But the journey it inspires is, at the same time, intensely personal. As a second-generation immigrant, ‘diaspora’ and ‘identity crisis’ are, to my mind, virtually synonymous. Mediating a pluri-ethnic heritage can be a tortuous process. It is contoured by the dissonance between culture of residence and culture of origin, the assimilation into the former, the neglect of the latter, and the haunting sense of guilt that this routinely evokes. In this context, replicating the dining practices of my parents, and my grandparents, and millions of Indians across the world is strangely liberating. Engaging in so hallowed a tradition, albeit in a western setting, it feels as though I have somehow established a dialogue between the conflicting claimants to my cultural allegiance. The sensation of internal ‘wholeness’ is soothing.

The connection between dining etiquette and identity is abstract but nonetheless compelling. As a unifying force, it articulates a shared narrative of culture, history and national solidarity of particular importance in an era of escalating regionalist agitation. But, for the individual, the implications are even more far-reaching. It reminds us that identity formation isn’t concrete. It is malleable and mobile and composite, inflected by personal agency and inherited tradition alike, derived from a myriad of experiences. It is incredible that the childhood experience of eating with my hands – so reflexive, structured, honed through daily practice – would enable me to reconcile the ‘Indian’ and ‘British’ elements of my ethnicity, and eternally anchor me to the former as I progressively submerged myself in the latter.

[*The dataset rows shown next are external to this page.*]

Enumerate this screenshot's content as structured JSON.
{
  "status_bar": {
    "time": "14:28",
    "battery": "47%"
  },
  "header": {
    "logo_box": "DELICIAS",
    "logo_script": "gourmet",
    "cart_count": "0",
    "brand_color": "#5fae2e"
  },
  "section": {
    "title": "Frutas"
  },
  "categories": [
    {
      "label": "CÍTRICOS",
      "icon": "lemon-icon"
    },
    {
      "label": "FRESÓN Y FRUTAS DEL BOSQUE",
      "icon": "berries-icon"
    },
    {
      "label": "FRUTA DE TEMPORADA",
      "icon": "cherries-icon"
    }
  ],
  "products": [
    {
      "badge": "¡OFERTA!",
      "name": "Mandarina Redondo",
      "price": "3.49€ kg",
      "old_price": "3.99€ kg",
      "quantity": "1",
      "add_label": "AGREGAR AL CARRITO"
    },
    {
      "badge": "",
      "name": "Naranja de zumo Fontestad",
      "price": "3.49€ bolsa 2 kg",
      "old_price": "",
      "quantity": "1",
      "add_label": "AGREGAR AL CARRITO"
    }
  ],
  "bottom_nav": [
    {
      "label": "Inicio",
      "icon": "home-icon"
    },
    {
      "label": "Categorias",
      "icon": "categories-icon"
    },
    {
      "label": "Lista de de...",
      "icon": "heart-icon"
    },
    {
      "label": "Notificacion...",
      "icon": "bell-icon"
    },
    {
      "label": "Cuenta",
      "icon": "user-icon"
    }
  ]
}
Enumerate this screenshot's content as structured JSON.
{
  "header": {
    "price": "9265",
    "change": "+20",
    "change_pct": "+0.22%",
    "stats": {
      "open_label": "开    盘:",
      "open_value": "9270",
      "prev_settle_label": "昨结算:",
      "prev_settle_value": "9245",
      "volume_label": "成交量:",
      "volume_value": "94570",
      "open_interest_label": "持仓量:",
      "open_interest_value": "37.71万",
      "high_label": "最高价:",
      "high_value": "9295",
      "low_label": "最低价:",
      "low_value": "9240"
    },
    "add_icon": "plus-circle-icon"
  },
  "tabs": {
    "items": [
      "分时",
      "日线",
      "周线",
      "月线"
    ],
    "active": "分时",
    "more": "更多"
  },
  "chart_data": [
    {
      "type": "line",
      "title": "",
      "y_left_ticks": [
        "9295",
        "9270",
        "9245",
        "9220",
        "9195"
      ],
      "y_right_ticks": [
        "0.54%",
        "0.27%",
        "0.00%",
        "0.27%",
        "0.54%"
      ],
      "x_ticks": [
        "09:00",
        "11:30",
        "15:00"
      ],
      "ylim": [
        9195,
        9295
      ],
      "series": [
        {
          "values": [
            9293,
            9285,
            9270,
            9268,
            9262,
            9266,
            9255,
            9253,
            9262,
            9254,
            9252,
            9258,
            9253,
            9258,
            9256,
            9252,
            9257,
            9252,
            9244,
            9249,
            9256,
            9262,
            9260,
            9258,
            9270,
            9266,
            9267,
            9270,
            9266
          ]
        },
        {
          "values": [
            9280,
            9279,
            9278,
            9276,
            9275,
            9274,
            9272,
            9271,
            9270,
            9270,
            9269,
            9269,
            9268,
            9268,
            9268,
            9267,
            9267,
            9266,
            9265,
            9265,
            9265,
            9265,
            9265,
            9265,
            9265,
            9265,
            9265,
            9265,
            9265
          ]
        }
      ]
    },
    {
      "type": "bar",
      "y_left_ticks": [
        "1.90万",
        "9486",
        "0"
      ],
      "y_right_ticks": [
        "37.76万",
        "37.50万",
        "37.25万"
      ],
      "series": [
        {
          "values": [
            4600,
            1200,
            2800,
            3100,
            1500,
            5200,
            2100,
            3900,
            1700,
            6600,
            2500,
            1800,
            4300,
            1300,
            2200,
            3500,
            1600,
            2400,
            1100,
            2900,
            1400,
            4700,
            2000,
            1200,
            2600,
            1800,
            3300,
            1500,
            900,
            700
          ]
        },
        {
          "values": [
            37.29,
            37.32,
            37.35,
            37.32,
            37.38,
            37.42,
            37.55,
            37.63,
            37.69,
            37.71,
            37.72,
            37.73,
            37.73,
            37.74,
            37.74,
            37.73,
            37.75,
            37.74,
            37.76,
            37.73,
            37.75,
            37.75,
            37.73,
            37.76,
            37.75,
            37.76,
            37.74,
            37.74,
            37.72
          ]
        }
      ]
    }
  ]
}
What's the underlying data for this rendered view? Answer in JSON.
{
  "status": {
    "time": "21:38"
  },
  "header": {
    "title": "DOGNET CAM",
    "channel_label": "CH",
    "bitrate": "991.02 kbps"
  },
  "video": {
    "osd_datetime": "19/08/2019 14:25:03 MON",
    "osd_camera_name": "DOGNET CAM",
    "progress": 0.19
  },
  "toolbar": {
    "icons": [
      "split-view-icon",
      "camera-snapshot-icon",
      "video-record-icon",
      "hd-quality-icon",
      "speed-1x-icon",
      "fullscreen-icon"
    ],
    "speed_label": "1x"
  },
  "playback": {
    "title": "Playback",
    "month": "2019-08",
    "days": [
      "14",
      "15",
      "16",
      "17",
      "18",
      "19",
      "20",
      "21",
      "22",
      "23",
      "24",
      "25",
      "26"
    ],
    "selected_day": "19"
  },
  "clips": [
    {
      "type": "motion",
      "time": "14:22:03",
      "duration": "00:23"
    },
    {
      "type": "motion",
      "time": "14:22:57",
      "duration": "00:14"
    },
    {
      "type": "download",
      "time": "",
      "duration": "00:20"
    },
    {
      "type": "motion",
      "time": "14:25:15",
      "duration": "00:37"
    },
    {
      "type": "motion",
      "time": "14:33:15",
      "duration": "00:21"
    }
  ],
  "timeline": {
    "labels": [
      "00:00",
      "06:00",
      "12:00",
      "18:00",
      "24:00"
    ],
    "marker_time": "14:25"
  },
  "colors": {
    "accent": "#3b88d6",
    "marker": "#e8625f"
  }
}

Perhaps, then, it is time for us to revise the old adage: you are not merely what you eat, but, equally, how you eat.